YOUR INSTRUCTIONS: Write the records out again, precisely as they stand.

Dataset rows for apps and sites
★ ★ ★ ★

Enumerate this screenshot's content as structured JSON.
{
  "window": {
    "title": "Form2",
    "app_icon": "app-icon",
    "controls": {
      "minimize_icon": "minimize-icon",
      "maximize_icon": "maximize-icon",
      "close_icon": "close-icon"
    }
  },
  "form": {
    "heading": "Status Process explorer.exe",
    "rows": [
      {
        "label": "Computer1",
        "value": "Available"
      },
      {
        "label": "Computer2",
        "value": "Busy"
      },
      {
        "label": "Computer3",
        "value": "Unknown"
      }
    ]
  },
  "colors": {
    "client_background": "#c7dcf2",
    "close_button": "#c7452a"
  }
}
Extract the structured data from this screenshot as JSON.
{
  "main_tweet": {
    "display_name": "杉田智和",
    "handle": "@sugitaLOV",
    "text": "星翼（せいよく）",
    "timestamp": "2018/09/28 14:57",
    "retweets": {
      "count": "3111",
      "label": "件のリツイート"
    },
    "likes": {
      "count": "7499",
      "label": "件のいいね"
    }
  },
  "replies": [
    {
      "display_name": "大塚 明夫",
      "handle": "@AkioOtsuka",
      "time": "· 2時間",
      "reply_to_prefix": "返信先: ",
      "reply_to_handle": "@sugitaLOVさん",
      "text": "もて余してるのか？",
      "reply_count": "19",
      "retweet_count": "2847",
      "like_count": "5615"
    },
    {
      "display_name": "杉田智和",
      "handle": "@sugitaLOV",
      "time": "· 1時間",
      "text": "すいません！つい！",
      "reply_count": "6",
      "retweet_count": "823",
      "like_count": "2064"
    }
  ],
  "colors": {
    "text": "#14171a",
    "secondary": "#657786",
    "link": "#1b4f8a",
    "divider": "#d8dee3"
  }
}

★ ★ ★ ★

WRITTEN RESPONSE:
Enumerate this screenshot's content as structured JSON.
{
  "window": {
    "title": "Form2",
    "app_icon": "app-icon",
    "controls": {
      "minimize_icon": "minimize-icon",
      "maximize_icon": "maximize-icon",
      "close_icon": "close-icon"
    }
  },
  "form": {
    "heading": "Status Process explorer.exe",
    "rows": [
      {
        "label": "Computer1",
        "value": "Available"
      },
      {
        "label": "Computer2",
        "value": "Busy"
      },
      {
        "label": "Computer3",
        "value": "Unknown"
      }
    ]
  },
  "colors": {
    "client_background": "#c7dcf2",
    "close_button": "#c7452a"
  }
}
Extract the structured data from this screenshot as JSON.
{
  "main_tweet": {
    "display_name": "杉田智和",
    "handle": "@sugitaLOV",
    "text": "星翼（せいよく）",
    "timestamp": "2018/09/28 14:57",
    "retweets": {
      "count": "3111",
      "label": "件のリツイート"
    },
    "likes": {
      "count": "7499",
      "label": "件のいいね"
    }
  },
  "replies": [
    {
      "display_name": "大塚 明夫",
      "handle": "@AkioOtsuka",
      "time": "· 2時間",
      "reply_to_prefix": "返信先: ",
      "reply_to_handle": "@sugitaLOVさん",
      "text": "もて余してるのか？",
      "reply_count": "19",
      "retweet_count": "2847",
      "like_count": "5615"
    },
    {
      "display_name": "杉田智和",
      "handle": "@sugitaLOV",
      "time": "· 1時間",
      "text": "すいません！つい！",
      "reply_count": "6",
      "retweet_count": "823",
      "like_count": "2064"
    }
  ],
  "colors": {
    "text": "#14171a",
    "secondary": "#657786",
    "link": "#1b4f8a",
    "divider": "#d8dee3"
  }
}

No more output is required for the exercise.